Starring: Dwayne Johnson, Carla Gugino, Alexandra Daddario, Archie Panjabi, Hugo Johnstone-Burt
Directed by: Brad Peyton
Rocking and rolling into theaters this weekend is the Irwin Allen-style disaster film, San Andreas, where The Big One finally happens and California (all but) falls into the ocean. Yep, kids for those of us who feel that those folks who moved from the East Coast to California raise the IQ of both places, the film proves to be vindication that yea, we may have snow up here in the North East, but we don’t have to worry about the Earth moving under our feet. So, yep, this one is it, kids, after the world-renown San Andreas Fault finally gives out, it triggers a magnitude 9.6 earthquake in California, as well as a massive tsunami that threatens the entire coast. All of which puts a dedicated search and rescue helicopter pilot (Johnson) and his estranged wife (Gugino) to make their way north from Los Angeles to San Francisco in order to save their only daughter (Daddario). However, their treacherous journey north is only the beginning of this epic quest, only while they think that the worst just might be over, it turns out that it’s just getting started.

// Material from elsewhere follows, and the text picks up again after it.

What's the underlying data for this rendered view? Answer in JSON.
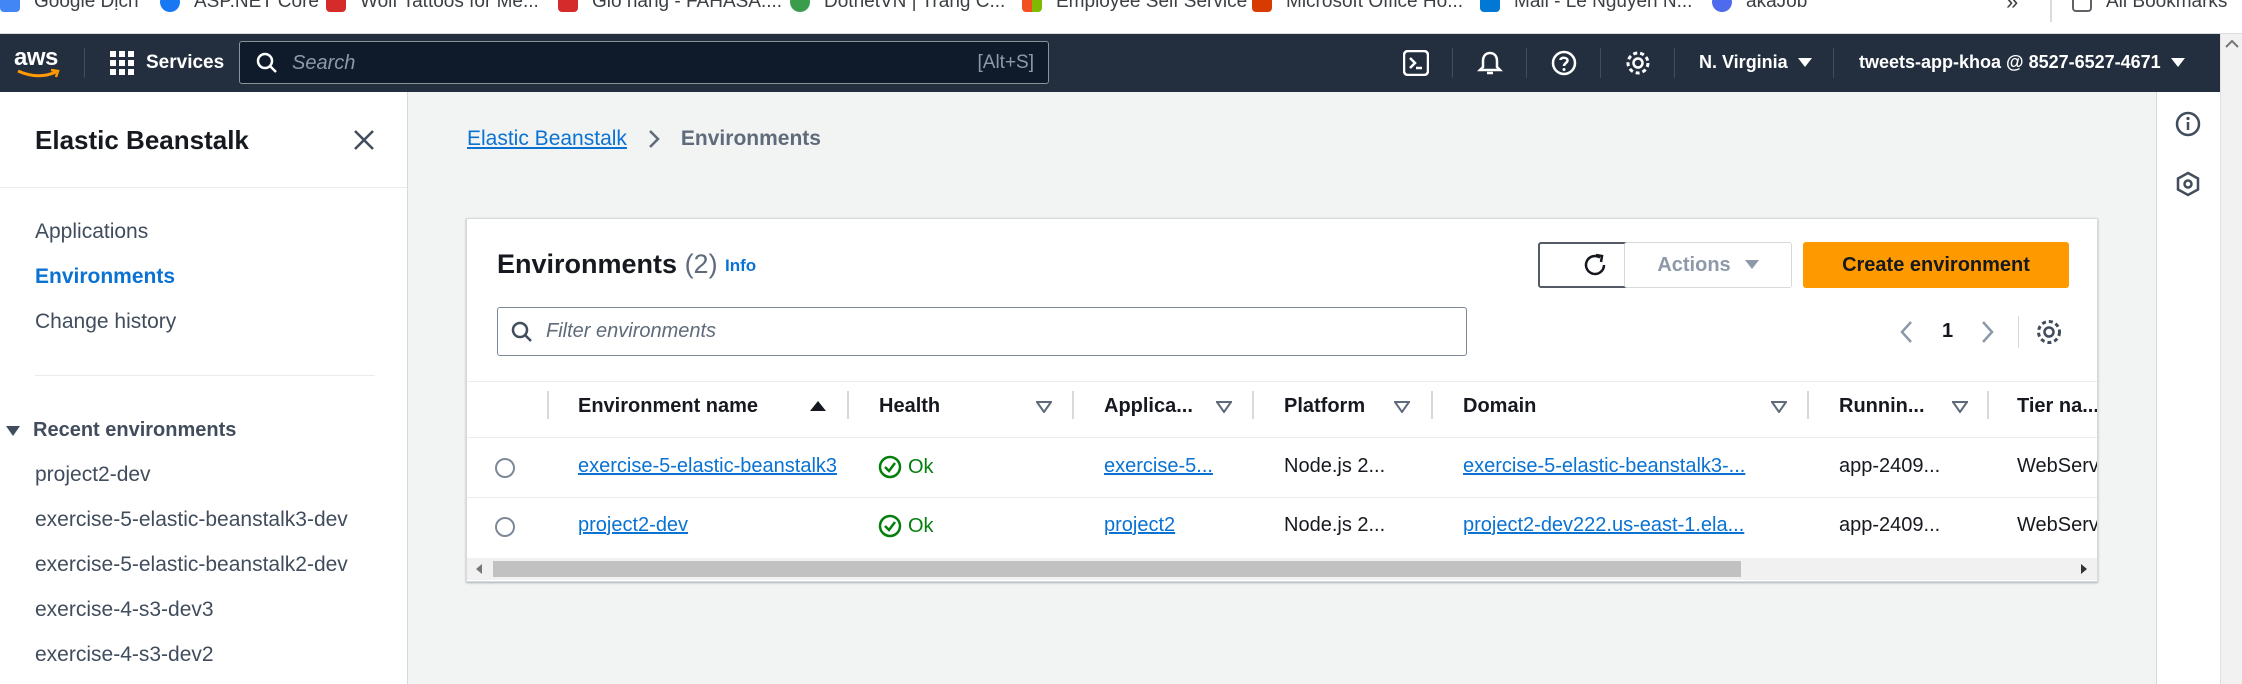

To be sure, while seismologists dispute the “science” of the film, the action is pretty wild, and the story is (as stated) a Mega-class disaster film so everything is so far over the top that it is actually in the next county. Johnson is Ray, a dedicated chopper pilot and rescue worker who, after the accident death of his teen daughter, becomes reclusive and eventually estranged from his wife, Emma, and older daughter, Blake. Now on the eve of Blake relocating to San Francisco and Emma moving in with her new boyfriend, Daniel Riddick (Ioan Gruffudd) a wealthy builder (who is in the process of constructing a massive tower in San Francisco), Ray is called in on his weekend off to deal with a quake.

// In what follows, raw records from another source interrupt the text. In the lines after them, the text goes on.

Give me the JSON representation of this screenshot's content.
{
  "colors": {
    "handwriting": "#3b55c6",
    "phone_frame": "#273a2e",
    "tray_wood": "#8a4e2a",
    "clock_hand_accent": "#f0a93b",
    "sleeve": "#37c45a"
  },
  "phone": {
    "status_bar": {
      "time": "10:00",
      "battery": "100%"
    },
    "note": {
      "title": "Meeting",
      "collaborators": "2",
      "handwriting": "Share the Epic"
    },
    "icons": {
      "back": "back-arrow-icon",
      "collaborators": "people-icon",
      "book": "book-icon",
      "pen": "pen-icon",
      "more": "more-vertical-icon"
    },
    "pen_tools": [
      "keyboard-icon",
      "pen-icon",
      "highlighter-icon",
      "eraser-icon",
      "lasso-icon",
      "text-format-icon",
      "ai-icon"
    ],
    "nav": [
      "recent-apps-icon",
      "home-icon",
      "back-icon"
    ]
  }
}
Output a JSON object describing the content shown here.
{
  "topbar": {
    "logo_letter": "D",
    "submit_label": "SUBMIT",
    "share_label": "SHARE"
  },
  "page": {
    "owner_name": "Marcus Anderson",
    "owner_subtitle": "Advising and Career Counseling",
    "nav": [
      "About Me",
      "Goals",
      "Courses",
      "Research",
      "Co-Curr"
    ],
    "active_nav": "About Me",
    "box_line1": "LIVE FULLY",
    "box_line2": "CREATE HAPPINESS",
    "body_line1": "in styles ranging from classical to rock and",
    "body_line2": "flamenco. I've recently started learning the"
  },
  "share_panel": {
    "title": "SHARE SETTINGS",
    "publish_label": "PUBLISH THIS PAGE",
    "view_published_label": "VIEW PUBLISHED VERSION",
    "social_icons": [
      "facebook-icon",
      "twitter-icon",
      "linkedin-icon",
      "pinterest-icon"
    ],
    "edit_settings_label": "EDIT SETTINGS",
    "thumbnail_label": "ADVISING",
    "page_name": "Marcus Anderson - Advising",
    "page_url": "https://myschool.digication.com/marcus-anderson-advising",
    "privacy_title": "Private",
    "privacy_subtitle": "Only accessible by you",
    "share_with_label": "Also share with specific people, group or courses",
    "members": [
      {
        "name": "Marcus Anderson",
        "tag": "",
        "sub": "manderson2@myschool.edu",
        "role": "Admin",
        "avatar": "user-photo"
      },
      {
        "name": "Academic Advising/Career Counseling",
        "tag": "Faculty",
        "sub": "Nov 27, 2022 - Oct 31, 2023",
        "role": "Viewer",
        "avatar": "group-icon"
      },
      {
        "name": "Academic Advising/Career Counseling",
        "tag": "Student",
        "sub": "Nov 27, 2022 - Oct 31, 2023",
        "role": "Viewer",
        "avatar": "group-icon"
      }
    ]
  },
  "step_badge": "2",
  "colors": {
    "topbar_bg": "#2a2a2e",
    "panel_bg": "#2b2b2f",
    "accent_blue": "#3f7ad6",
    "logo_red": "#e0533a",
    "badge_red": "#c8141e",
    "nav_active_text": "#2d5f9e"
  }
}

Unbeknownst to Ray or any of the other players (save for CalTech Prof. Lawrence (Paul Giamatti) the quake they felt is merely the leading edge of the most massive quake to ever be recorded in history. What we then are subject to is nearly two hours of everything from buildings in LA & ‘Frisco falling to the Hoover Dam crumbling before our eyes, to a massive (massive) Tsunami threaten to engulf all of San Fran. Needless to say, Johnson will simply not give up hope for his daughter and (along with his estranged wife) heads north to rescue her. Meanwhile the daughter, proves to be every bit her father’s daughter as she, along with a pair of British brothers she met along the way, mange to not get crushed, drowned, or set ablaze during the Biblical-level destruction that is being rained down on the entirety of the Left Coast .

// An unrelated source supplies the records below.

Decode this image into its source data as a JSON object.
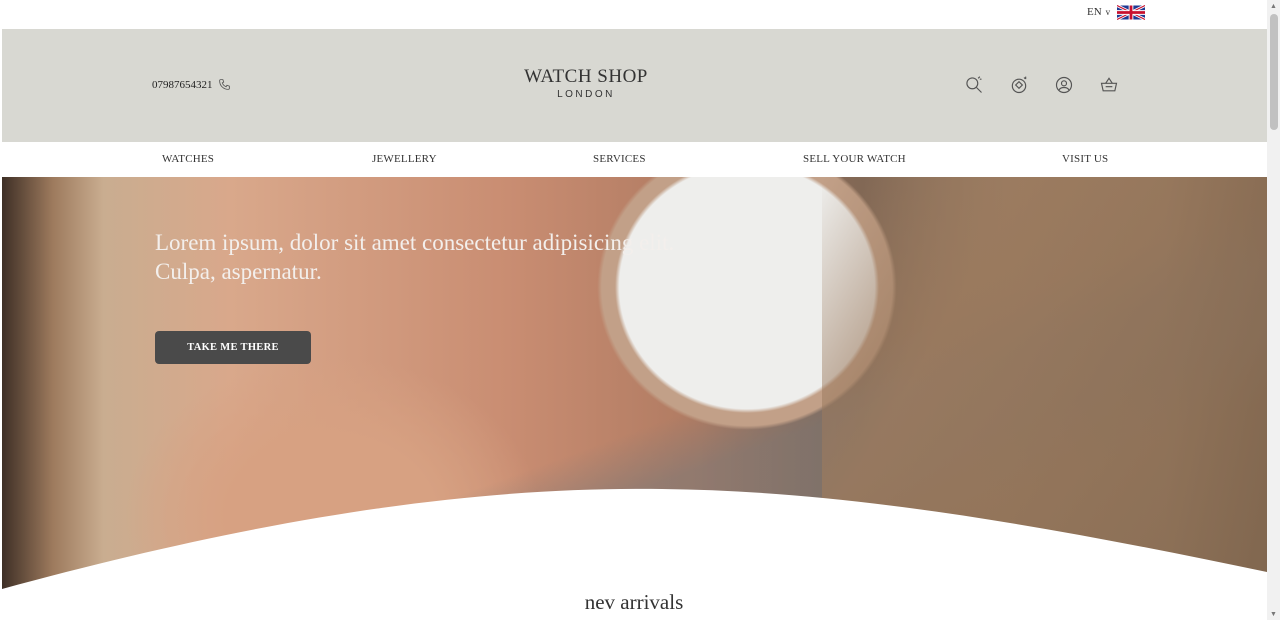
{
  "language": {
    "code": "EN",
    "chevron": "v",
    "flag": "uk-flag-icon"
  },
  "header": {
    "phone": "07987654321",
    "phone_icon": "phone-icon",
    "logo_main": "WATCH SHOP",
    "logo_sub": "LONDON",
    "icons": [
      "search-icon",
      "diamond-ring-icon",
      "account-icon",
      "basket-icon"
    ]
  },
  "nav": {
    "items": [
      {
        "label": "WATCHES"
      },
      {
        "label": "JEWELLERY"
      },
      {
        "label": "SERVICES"
      },
      {
        "label": "SELL YOUR WATCH"
      },
      {
        "label": "VISIT US"
      }
    ]
  },
  "hero": {
    "headline": "Lorem ipsum, dolor sit amet consectetur adipisicing elit. Culpa, aspernatur.",
    "button_label": "TAKE ME THERE"
  },
  "section": {
    "title": "nev arrivals"
  },
  "colors": {
    "header_bg": "#d8d8d2",
    "button_bg": "#4a4a4a",
    "text": "#333333"
  }
}
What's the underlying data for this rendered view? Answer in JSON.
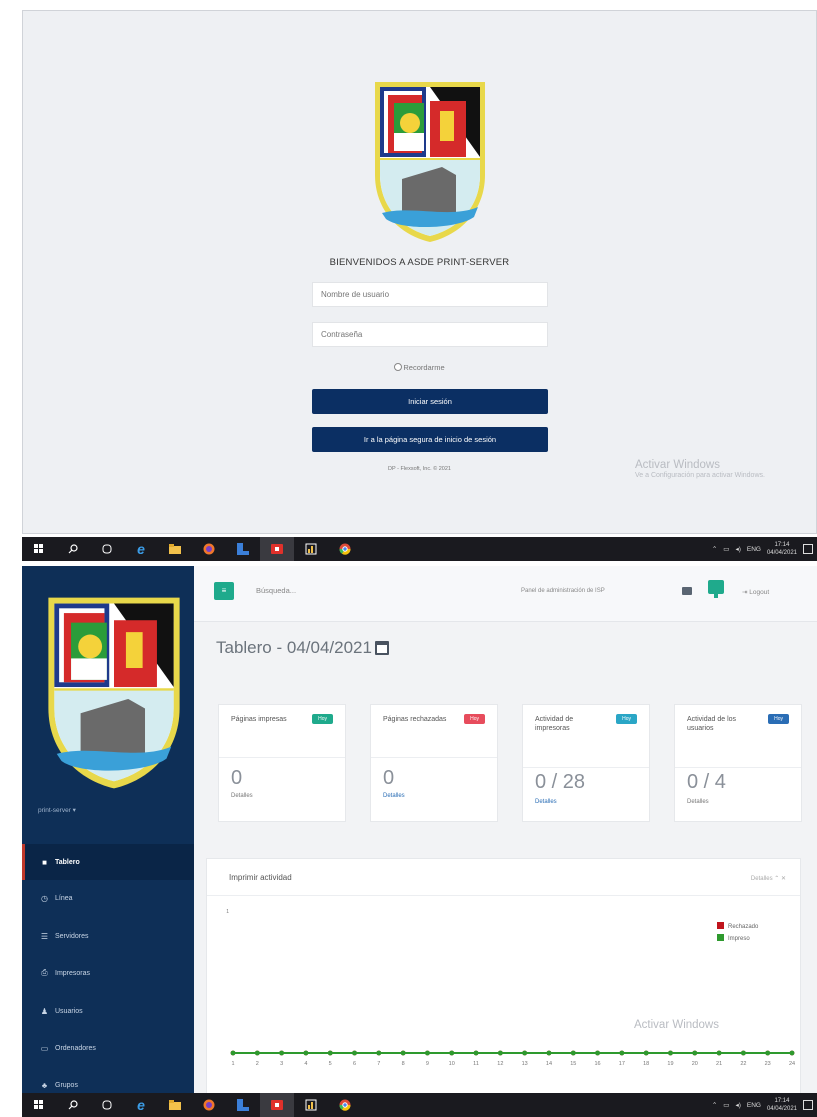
{
  "login": {
    "welcome": "BIENVENIDOS A ASDE PRINT-SERVER",
    "username_placeholder": "Nombre de usuario",
    "password_placeholder": "Contraseña",
    "remember_label": "Recordarme",
    "login_button": "Iniciar sesión",
    "secure_login_button": "Ir a la página segura de inicio de sesión",
    "copyright": "DP - Flexsoft, Inc. © 2021"
  },
  "activate_windows": {
    "title": "Activar Windows",
    "subtitle": "Ve a Configuración para activar Windows."
  },
  "taskbar": {
    "icons": [
      "windows-start-icon",
      "search-icon",
      "task-view-icon",
      "edge-icon",
      "file-explorer-icon",
      "firefox-icon",
      "app-icon",
      "red-app-icon",
      "chart-app-icon",
      "chrome-icon"
    ],
    "language": "ENG",
    "time": "17:14",
    "date": "04/04/2021"
  },
  "dashboard": {
    "search_placeholder": "Búsqueda...",
    "admin_panel_link": "Panel de administración de ISP",
    "logout_label": "Logout",
    "user_menu": "print-server ▾",
    "page_title": "Tablero - 04/04/2021",
    "nav": [
      {
        "label": "Tablero",
        "icon": "dashboard-icon",
        "active": true
      },
      {
        "label": "Línea",
        "icon": "clock-icon",
        "active": false
      },
      {
        "label": "Servidores",
        "icon": "server-icon",
        "active": false
      },
      {
        "label": "Impresoras",
        "icon": "printer-icon",
        "active": false
      },
      {
        "label": "Usuarios",
        "icon": "user-icon",
        "active": false
      },
      {
        "label": "Ordenadores",
        "icon": "computer-icon",
        "active": false
      },
      {
        "label": "Grupos",
        "icon": "group-icon",
        "active": false
      }
    ],
    "stats": [
      {
        "label": "Páginas impresas",
        "badge": "Hoy",
        "badge_color": "#1faa8c",
        "value": "0",
        "sub": "Detalles"
      },
      {
        "label": "Páginas rechazadas",
        "badge": "Hoy",
        "badge_color": "#e74c5c",
        "value": "0",
        "sub": "Detalles"
      },
      {
        "label": "Actividad de impresoras",
        "badge": "Hoy",
        "badge_color": "#2aa6c6",
        "value": "0 / 28",
        "sub": "Detalles"
      },
      {
        "label": "Actividad de los usuarios",
        "badge": "Hoy",
        "badge_color": "#2a6db5",
        "value": "0 / 4",
        "sub": "Detalles"
      }
    ],
    "chart_panel": {
      "title": "Imprimir actividad",
      "tools": "Detalles ⌃ ✕"
    }
  },
  "chart_data": {
    "type": "line",
    "title": "Imprimir actividad",
    "x": [
      1,
      2,
      3,
      4,
      5,
      6,
      7,
      8,
      9,
      10,
      11,
      12,
      13,
      14,
      15,
      16,
      17,
      18,
      19,
      20,
      21,
      22,
      23,
      24
    ],
    "series": [
      {
        "name": "Rechazado",
        "color": "#c0141c",
        "values": [
          0,
          0,
          0,
          0,
          0,
          0,
          0,
          0,
          0,
          0,
          0,
          0,
          0,
          0,
          0,
          0,
          0,
          0,
          0,
          0,
          0,
          0,
          0,
          0
        ]
      },
      {
        "name": "Impreso",
        "color": "#2e9a2e",
        "values": [
          0,
          0,
          0,
          0,
          0,
          0,
          0,
          0,
          0,
          0,
          0,
          0,
          0,
          0,
          0,
          0,
          0,
          0,
          0,
          0,
          0,
          0,
          0,
          0
        ]
      }
    ],
    "ylim": [
      0,
      1
    ],
    "y_ticks": [
      1
    ],
    "grid": false,
    "legend": "top-right"
  },
  "colors": {
    "navy": "#0b2f63",
    "sidebar": "#0e2f57",
    "teal": "#1faa8c"
  }
}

Now, when watching such an epic-level disaster film of this nature, one needs to determine if a) the story is compelling, b) the acting is believable, and c) is the overall delivery of the film itself entertaining and/or thrilling. To this end, we have to say yes to all three (sure, sure, that everyone (possibly) finds each other and all works out satisfactorily is something of a stretch, but in 2012 we did see The Impossible, a film based on true events where a family in Thailand survived that country’s actual tsunami and eventually reunited, so perhaps this film isn’t so impossible after all. Still, San Andreas, does make for a fun popcorn flick to kick off the summer of 2015, so go out there and have fun kids.
Robert J. Sodaro has been reviewing films for some 30 years. During that time, his movie reviews and articles have appeared in numerous print publications, as well as on the web.